Furthering the cause
Many students find A-level maths difficult but others find it straightforward. It was therefore recognised right from the start that two qualifications are required, standard A-level maths as a general qualification and A-level further maths, targeted at more able students and those intending to study degrees with a strong mathematical content, such as engineering, sciences, computing and maths itself.
But the high cost of small classes and a shortage of skilled staff have resulted in many sixth-forms no longer offering further maths. Student numbers have fallen from around 15,000 in 1980 to about 6,000 now, and many are unable to fulfil their potential. This means universities cannot specify further maths as an entry requirement, despite their concerns at the lack of mathematical knowledge and fluency among students with the single A-level. The QCA has sought to address this problem as part of the GCE maths reforms.
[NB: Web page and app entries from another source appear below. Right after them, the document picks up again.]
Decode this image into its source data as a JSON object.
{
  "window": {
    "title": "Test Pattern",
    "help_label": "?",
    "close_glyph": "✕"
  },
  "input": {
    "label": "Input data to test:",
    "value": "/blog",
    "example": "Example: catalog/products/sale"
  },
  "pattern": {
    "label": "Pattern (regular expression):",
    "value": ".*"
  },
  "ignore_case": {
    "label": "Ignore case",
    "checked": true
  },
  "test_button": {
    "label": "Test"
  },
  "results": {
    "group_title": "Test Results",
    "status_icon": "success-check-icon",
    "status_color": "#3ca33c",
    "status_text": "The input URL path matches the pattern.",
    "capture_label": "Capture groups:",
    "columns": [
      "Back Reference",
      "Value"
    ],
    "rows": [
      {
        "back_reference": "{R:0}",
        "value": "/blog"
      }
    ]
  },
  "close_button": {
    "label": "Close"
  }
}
From September 2004, ASA further maths qualifications are changing. These changes should improve access to further maths dramatically.
Currently, AS further maths may include only one AS-level unit. The other two units must be A2. In addition, it must include an A2 further pure maths unit which assumes knowledge of pure maths from the second year of the A-level maths course. The current AS further maths is thus more difficult than any other AS-level and is seen as a qualification for the elite only.
Further maths, with its dependence on A-level maths, has also been difficult to timetable, making it is awkward to teach the two in parallel.
The September changes introduce a new-style AS further maths, consisting of a compulsory "further pure 1" unit, designed to be taught alongside the maths core, and two other units, which may also be of AS standard. This will make AS further maths a true AS-level. Timetabling problems will be greatly reduced because it will be natural for further maths students to be taught ASA maths in the same classes as students not taking further maths.
Studying further maths boosts students' performance in A-level simply because they do more maths. And since the new further pure 1 unit introduces fundamental topics not included in A-level maths, such as complex numbers and matrices, it will give students a better base for degree studies.
The new AS further maths is a broadening qualification, useful to all who intend to study for a degree with a strong maths content. The full A-level further maths is deepening - crucial for the most able students - and broadening.
Last summer 38.9 per cent of students completing A-level maths achieved grade A, despite the fact that the ASA level course has one of the highest failure and drop-out rates. With such a high proportion achieving the top grade in the subject, it is vital that the most able can access a more demanding qualification, to stretch and inspire them.
The bad news is that some awarding bodies have shunned the opportunity to offer the new qualifications. Fortunately, two of the three English awarding bodies will be offering them and it is possible to do standard maths with one awarding body and further maths with another.
The changes mean that, from September this year, there will be no excuse for any school or college not to offer ASA further maths, taught either in-house or via distance-learning or local consortium arrangements such as the Gatsby-funded MEI Enabling Access to Further Maths project.
Once further maths is again widely available, universities will be able to specify it in their offers. Then we will see a real increase in the standard of post-16 maths education.
Charlie Stripp is further maths project co-ordinator for Mathematics in Education and Industry, and chair of the Mathematical Association's teaching committee